Transperia Group, Inc.
Transformational Experiences That Drive Business Results

Posts Tagged ‘Power Point’

Hot 5: Avoiding Power Point Overkill

Monday, September 29th, 2008

Unnecessary GraphicI have a love-hate relationship with Power Point.  To be honest, it’s more of a hate-hate relationship.

I love using visual images to enhance a message.  They can stimulate, illustrate, & highlight good content.  More and more, however, I’ve seen the medium used and misused beyond its intended purpose and effectiveness.  You may use Power Point, Keynote, Pro Presenter, whatever—the software may vary, but the issue is the same.

I recently was producing an event for business professionals.  As I connected with the Keynote Speaker before the session, he informed me that he had 282 slides in his presentation.

“That’s a lot of slides,” I observed, trying hard to be understated.

“It’s okay,” he responded, “It covers 3 hours of training.  Besides, they go by pretty fast.”

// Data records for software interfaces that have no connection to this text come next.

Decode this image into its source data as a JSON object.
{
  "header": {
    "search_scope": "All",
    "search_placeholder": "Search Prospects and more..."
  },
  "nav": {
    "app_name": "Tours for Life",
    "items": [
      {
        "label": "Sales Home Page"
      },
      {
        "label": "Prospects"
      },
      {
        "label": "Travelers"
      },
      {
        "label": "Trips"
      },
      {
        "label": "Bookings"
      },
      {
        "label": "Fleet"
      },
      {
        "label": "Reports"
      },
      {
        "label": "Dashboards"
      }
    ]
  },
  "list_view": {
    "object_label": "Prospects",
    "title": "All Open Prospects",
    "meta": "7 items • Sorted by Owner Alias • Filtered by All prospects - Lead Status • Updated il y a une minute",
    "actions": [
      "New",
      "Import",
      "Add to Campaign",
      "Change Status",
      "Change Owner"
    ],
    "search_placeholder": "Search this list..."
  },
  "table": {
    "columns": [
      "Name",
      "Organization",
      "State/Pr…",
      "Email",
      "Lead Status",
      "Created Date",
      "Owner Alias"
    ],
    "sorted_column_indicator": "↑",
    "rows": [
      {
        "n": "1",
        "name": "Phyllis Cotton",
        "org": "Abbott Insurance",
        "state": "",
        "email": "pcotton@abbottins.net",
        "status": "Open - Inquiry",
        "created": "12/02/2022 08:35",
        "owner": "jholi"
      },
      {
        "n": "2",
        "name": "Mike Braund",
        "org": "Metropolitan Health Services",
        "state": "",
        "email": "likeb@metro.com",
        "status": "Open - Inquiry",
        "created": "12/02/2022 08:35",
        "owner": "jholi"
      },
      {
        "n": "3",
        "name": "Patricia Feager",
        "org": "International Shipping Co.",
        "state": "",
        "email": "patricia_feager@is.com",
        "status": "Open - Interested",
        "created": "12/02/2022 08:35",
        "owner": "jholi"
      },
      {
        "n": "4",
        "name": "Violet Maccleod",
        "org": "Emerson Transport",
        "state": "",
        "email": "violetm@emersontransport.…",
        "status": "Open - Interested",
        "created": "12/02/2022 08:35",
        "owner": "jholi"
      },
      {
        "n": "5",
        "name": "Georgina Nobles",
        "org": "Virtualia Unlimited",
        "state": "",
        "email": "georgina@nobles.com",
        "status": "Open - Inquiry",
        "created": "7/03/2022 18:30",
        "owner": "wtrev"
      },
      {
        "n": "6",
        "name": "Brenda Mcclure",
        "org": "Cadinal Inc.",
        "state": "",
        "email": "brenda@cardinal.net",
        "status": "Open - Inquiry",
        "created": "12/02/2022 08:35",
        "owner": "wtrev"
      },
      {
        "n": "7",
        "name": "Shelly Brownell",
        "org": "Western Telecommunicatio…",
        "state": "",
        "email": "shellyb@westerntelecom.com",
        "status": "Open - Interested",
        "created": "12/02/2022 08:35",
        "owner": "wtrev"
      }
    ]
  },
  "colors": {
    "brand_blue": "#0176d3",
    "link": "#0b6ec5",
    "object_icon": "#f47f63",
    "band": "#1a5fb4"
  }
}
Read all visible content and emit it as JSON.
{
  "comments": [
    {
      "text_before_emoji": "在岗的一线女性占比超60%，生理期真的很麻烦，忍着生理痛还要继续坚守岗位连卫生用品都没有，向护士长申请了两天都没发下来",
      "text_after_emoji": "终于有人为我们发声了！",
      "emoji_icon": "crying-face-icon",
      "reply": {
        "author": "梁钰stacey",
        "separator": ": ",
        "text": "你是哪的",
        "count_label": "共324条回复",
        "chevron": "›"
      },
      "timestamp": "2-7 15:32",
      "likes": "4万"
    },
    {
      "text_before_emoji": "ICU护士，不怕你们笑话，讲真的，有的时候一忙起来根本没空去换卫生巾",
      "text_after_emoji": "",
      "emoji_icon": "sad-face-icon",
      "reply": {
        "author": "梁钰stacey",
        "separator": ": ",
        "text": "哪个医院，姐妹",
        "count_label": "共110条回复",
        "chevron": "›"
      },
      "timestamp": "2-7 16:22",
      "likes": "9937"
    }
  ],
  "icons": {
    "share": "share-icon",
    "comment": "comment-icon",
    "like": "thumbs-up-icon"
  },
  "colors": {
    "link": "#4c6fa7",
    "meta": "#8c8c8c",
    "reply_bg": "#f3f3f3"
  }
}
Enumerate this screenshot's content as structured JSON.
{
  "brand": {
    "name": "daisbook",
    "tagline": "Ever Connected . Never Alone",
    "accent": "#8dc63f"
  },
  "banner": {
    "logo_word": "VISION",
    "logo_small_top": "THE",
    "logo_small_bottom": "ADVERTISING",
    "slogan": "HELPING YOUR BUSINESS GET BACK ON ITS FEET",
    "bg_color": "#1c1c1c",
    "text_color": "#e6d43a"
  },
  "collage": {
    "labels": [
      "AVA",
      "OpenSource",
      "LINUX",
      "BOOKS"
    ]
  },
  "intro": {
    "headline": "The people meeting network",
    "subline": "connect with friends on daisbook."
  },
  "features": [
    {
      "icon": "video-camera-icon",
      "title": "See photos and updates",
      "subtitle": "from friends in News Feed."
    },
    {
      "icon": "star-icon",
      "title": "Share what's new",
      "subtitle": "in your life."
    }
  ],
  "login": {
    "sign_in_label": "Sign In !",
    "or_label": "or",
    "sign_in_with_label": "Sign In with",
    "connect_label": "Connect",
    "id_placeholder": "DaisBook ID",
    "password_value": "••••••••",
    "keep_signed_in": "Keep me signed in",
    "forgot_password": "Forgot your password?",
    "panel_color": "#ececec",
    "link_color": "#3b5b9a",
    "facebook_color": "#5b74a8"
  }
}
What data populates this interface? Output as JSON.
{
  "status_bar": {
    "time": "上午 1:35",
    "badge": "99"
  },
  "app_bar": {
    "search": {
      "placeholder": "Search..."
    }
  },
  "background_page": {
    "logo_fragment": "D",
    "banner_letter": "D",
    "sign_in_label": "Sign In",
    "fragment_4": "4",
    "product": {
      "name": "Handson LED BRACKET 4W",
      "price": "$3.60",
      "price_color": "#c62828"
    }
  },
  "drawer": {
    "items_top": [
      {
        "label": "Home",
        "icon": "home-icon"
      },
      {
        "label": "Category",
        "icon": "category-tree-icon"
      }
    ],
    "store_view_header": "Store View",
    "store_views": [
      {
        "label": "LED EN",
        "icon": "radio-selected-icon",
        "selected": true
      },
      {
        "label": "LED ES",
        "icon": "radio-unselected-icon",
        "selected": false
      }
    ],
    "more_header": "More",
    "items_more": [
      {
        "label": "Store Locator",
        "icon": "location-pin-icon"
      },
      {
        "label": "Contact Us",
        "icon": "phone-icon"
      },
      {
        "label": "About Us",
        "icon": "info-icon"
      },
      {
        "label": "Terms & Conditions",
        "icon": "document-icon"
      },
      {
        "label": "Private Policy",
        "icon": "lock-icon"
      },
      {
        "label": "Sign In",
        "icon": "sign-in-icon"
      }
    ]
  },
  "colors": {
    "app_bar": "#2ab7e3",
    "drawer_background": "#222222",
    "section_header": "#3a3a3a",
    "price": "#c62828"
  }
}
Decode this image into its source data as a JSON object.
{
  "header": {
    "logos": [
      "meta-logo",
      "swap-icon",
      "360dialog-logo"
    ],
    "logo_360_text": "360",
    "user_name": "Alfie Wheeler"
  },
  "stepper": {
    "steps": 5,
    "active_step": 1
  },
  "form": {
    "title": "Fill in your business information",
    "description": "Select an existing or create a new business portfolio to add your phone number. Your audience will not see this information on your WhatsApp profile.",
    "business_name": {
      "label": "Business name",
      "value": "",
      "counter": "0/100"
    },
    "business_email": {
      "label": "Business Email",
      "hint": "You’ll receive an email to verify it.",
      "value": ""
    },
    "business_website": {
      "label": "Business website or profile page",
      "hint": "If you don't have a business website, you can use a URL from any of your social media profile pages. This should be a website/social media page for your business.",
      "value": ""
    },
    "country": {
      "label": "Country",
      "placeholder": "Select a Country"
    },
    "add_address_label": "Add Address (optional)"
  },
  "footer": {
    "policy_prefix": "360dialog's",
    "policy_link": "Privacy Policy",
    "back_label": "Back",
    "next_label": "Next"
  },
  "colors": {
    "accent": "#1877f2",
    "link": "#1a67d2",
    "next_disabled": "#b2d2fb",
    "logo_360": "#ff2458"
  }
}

“Go by pretty fast?”  I’ll say.  During a 3-hour training session, that’s more than 1.5 slides per minute.  Think about it.  A new graphic every 40 seconds.  That’s assuming that every graphic is equally spaced out, with no hesitations in the presentation.  A new slide every 40 seconds for 3 hours.  My head is still spinning.

Honestly, I think we’ve become lazy.  We have a classic example of the tail wagging the dog. The medium has become the message.  We’ve taken the focus off of our need to tell a compelling story and replaced it with a graphic delivery system.

A lot of presenters I see these days simply use Power Point as a public Teleprompter.  Consider this: if all your content is on the screen, then you, as the presenter, become unnecessary.  As a participant, I really don’t want or need to read your crib notes.  As with many other aspects of good communication, less is more.

As you prepare your next presentation, I encourage you to ask yourself these “Hot 5” questions:

  1. Is this graphic really necessary? Would my presentation be substantively any different without it?  If not, eliminate it.
  2. Will it distract from my message? It may be cool, hip, edgy or beautiful, but if it becomes a distraction, it shouldn’t be there.
  3. Will it increase or hinder the credibility of my message?
    • Is the design and composition of high quality?
    • Is it easy to read?
    • Is it easy to digest?

    If not, why give your audience any unnecessary reason to discredit you or your message?

  4. If the projector lost power, would my message suffer? Sure, it may lose a little zip, but if it suffers, then you’re relying too heavily on the graphics.
  5. Will it take emphasis off of me? Don’t ever forget that, as the presenter:

You are the story.  YOU are the show.  You are the star.

The message is much more important than the medium.  If you’re not convinced that you can deliver the goods on your own merit, then no amount of graphics will make a difference.

Let’s give Power Point a little rest.  It’s overworked, tired and needs a break.